  1. PoliGazette » The GOP Comes a’Courtin’ Says:

    […] uninterested in who gets the Republican nod for the nomination from here on out. I will, like Bob Krumm, vote for Fred in the Super Tuesday primary in Illinois. I will then be able to sit back and watch […]

  2. Reflections on Fred Thompson « Constitution Club Says:

    […] What might have been . . . and what was Even without a win, Fred’s presence was important to this contest. Before this summer the GOP contest pitted the social conservative, the fiscal conservative, and the military conservative against each other. Fred entered the race and effectively told Republican voters, that they didn’t have to settle for just one. Since his entry, rhetorically at least, the other candidates have echoed his across-the-board conservatism… […]

  3. Pajamas Media » Fred Thompson, Ronald Reagan, and the Goldilocks Republicans Says:

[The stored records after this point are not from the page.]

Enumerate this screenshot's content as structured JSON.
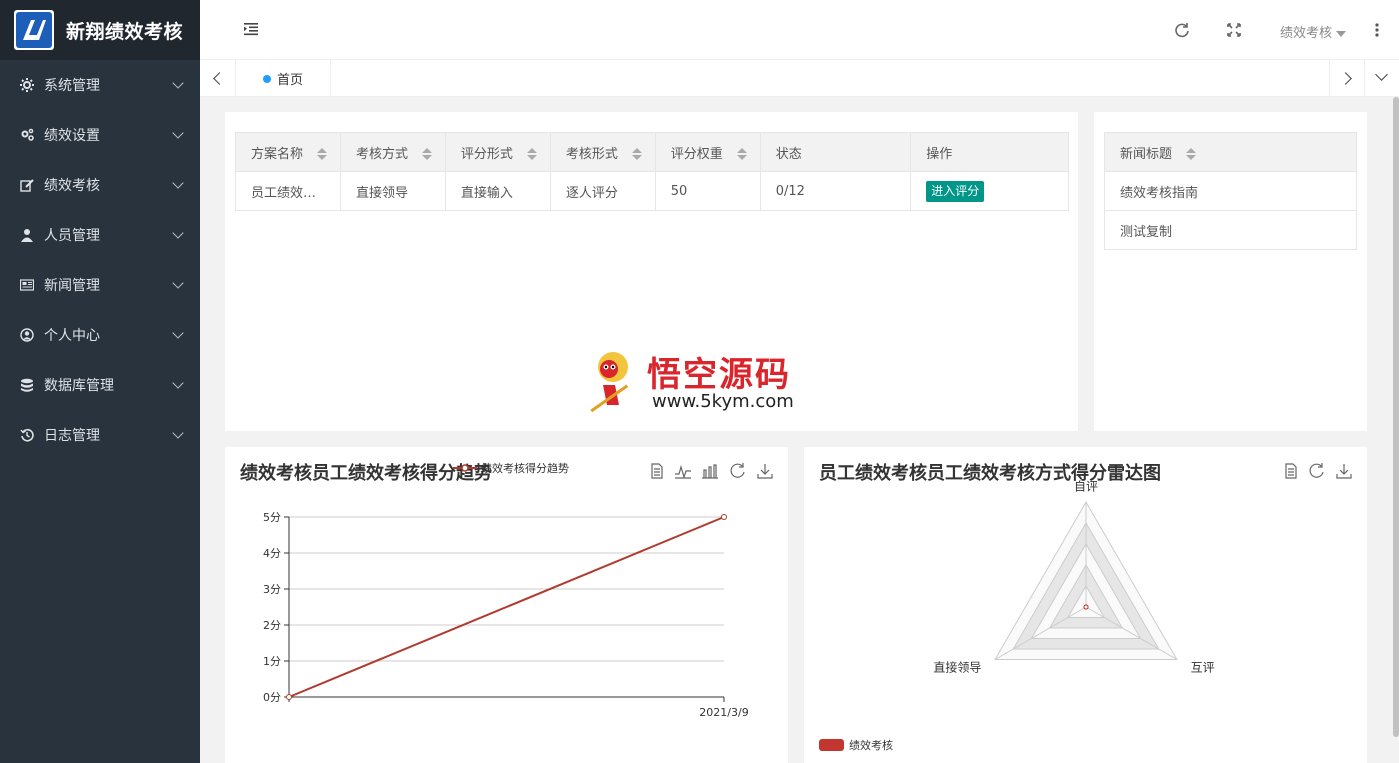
{
  "app": {
    "title": "新翔绩效考核"
  },
  "sidebar": {
    "items": [
      {
        "label": "系统管理",
        "icon": "gear-icon"
      },
      {
        "label": "绩效设置",
        "icon": "gears-icon"
      },
      {
        "label": "绩效考核",
        "icon": "edit-icon"
      },
      {
        "label": "人员管理",
        "icon": "user-icon"
      },
      {
        "label": "新闻管理",
        "icon": "newspaper-icon"
      },
      {
        "label": "个人中心",
        "icon": "user-circle-icon"
      },
      {
        "label": "数据库管理",
        "icon": "database-icon"
      },
      {
        "label": "日志管理",
        "icon": "history-icon"
      }
    ]
  },
  "header": {
    "user_menu_label": "绩效考核"
  },
  "tabs": {
    "home_label": "首页"
  },
  "assessment_table": {
    "headers": [
      "方案名称",
      "考核方式",
      "评分形式",
      "考核形式",
      "评分权重",
      "状态",
      "操作"
    ],
    "rows": [
      {
        "plan_name": "员工绩效…",
        "method": "直接领导",
        "score_type": "直接输入",
        "form": "逐人评分",
        "weight": "50",
        "status": "0/12",
        "action": "进入评分"
      }
    ]
  },
  "news_table": {
    "header": "新闻标题",
    "rows": [
      "绩效考核指南",
      "测试复制"
    ]
  },
  "watermark": {
    "cn": "悟空源码",
    "url": "www.5kym.com"
  },
  "colors": {
    "sidebar": "#28333e",
    "accent": "#009688",
    "series": "#b03a2e"
  },
  "chart_data": [
    {
      "type": "line",
      "title": "绩效考核员工绩效考核得分趋势",
      "legend": [
        "绩效考核得分趋势"
      ],
      "x": [
        "",
        "2021/3/9"
      ],
      "y_ticks": [
        "0分",
        "1分",
        "2分",
        "3分",
        "4分",
        "5分"
      ],
      "ylim": [
        0,
        5
      ],
      "series": [
        {
          "name": "绩效考核得分趋势",
          "values": [
            0,
            5
          ]
        }
      ],
      "grid": true
    },
    {
      "type": "radar",
      "title": "员工绩效考核员工绩效考核方式得分雷达图",
      "indicators": [
        "自评",
        "互评",
        "直接领导"
      ],
      "series": [
        {
          "name": "绩效考核",
          "values": [
            0,
            0,
            0
          ]
        }
      ],
      "legend_placement": "bottom-left"
    }
  ]
}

    […] To continue to run for an office he did not truly want, while right-wing voices were beginning to urge donations on his behalf, would have emphasized the questionable ethics of the whole endeavor. And as anyone who is paying […]